Updated  
March, 19 2014 16:05:44

Plane believed to have flown into southern Indian Ocean

A map shows the search area for the missing Malaysian Airlines plane in the Indian Ocean during a press conference of the Australian Maritime Safety Authority (AMSA) in Canberra, Australia on March 18. — Photo The Star

KUALA LUMPUR — Investigators probing the disappearance of MAS MH370 believe the plane most likely flew into the southern Indian Ocean, a source close to the investigation said on Wednesday.

An unprecedented search for the Boeing 777-200ER is under way involving 26 nations in two vast search "corridors", one arcing north overland from Laos towards the Caspian Sea, the other curving south across the Indian Ocean from west of Indonesia to west of Australia.

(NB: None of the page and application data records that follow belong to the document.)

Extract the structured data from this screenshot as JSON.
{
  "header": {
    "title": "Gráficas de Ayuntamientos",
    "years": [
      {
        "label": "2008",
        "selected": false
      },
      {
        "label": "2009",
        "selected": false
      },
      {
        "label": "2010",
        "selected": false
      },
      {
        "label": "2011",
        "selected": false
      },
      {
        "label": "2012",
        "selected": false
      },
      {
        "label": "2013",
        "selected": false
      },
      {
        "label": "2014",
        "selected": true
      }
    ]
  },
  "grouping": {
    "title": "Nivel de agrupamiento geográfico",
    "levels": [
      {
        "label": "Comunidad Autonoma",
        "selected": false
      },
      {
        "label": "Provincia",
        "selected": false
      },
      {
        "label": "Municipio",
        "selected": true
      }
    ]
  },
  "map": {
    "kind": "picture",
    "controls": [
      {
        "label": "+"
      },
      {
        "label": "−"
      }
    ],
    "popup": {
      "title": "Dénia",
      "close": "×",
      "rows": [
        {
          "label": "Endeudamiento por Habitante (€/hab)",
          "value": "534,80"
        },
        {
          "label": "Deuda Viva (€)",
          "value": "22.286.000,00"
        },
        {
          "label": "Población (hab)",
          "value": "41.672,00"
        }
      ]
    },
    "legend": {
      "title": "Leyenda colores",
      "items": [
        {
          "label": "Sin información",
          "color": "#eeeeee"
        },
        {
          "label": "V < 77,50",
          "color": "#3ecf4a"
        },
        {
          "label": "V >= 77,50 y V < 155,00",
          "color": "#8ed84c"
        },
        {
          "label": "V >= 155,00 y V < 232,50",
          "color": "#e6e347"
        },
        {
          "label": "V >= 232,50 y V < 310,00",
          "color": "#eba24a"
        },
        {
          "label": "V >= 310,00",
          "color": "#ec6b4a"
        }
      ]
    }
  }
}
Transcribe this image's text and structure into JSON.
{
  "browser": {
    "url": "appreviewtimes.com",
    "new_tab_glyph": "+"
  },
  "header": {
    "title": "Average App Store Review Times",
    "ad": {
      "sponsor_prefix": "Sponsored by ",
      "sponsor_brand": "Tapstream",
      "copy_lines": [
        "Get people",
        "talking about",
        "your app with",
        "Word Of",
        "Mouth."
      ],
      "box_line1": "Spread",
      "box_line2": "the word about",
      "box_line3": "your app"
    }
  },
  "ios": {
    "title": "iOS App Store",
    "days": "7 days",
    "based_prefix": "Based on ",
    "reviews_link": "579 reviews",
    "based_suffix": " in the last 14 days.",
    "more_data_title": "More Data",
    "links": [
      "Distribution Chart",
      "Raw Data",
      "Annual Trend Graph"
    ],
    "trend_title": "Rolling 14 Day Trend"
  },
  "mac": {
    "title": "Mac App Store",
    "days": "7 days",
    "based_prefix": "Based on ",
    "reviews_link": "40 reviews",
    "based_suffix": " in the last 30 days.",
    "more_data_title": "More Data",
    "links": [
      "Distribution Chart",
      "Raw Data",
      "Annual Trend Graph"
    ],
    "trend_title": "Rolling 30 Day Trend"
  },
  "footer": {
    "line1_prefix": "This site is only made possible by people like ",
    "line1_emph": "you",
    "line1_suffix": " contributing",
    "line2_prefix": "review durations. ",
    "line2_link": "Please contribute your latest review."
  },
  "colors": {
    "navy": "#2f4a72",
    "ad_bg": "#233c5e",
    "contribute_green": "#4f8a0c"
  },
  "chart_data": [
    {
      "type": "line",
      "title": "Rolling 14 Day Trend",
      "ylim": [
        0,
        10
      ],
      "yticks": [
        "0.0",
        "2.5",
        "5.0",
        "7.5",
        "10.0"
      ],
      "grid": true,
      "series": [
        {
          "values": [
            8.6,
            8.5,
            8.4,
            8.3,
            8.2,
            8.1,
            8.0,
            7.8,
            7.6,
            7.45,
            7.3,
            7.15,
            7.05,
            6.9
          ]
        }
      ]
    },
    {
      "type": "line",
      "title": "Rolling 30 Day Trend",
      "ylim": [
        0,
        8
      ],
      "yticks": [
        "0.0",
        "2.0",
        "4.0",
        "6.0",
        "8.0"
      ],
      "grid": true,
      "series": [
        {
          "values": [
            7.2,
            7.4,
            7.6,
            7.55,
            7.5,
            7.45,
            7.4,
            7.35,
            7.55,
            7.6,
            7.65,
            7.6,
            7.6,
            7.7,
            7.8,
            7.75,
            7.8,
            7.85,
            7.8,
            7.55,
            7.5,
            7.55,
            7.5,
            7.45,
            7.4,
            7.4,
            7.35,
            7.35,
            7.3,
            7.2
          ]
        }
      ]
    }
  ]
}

"The working assumption is that it went south, and furthermore that it went to the southern end of that corridor," said the source, who spoke on condition of anonymity.

The view is based on the lack of any evidence from countries along the northern corridor that the plane crossed their airspace, and the failure to find any trace of wreckage in searches in the upper part of the southern corridor.

China said on Wednesday it had not yet found any sign of the aircraft crossing into its territory.

Malaysian and U.S. officials believe the aircraft was deliberately diverted perhaps thousands of miles off course, but an exhaustive background search of the passengers and crew aboard has not yielded anything that might explain why.

MAS flight MH370 vanished from civilian air traffic control screens off Malaysia's east coast at 1.21am. local time on March 8, less than an hour after taking off from Kuala Lumpur for Beijing.

Investigators piecing together patchy data from military radar and satellites believe that someone turned off vital datalinks and turned west, re-crossing Peninsula Malaysia and following a commercial route towards India.

After that, ephemeral pings picked up by one commercial satellite suggest the aircraft flew on for at least six hours, but it is not known for sure if it went north or south. The data from the satellite placed the plane somewhere in one of the two corridors when the final signal was sent at 8.11am.

Last week, a source familiar with official U.S. assessments said it was thought most likely the plane flew south, where it presumably would have run out of fuel and crashed into the sea.— REUTERS


Send Us Your Comments:
Name:
Your E-mail address:
Title:
 

VietNamNews may edit your comments and not all emails will be published.

Highlight

Mountains of coal sludge still threat to lives in Quang Ninh Mountains of coal sludge still threat to lives in Quang Ninh

Wiping sweat from his forehead, 36-year-old Trinh Duc Sang took big strides along a road covered with muddy coal sludge and dirt to the place that was his home until just three weeks ago. He climbed a rickety ladder that buckled under his weight to reach his neigh-bour's house overlooking a creek. From there, he crossed into his old home.

Vietnam Airlines launches new-generation Airbus plane Vietnam Airlines launches new-generation Airbus plane

The national flagship carrier Vietnam Airlines held a ceremony on July 2 to receive its first Airbus 350-900 aircraft and announce its upgrade service quality programme and new brand identifying system, marking a major step in bringing the airline into the international arena.

Wounds begin to heal between US, Viet Nam 1    Wounds begin to heal between US, Viet Nam

Pham Ba Lu swore thousands of times that he "would not live under the same sky as the United States".

Mental disorders affect 10% of Viet Nam's population: MoLISA Mental disorders affect 10% of Viet Nam's population: MoLISA

Nearly 9 million people in Viet Nam, or 10 per cent of the population, suffer from mental disorders, including 2.5 per cent with serious mental illnesses under social protection.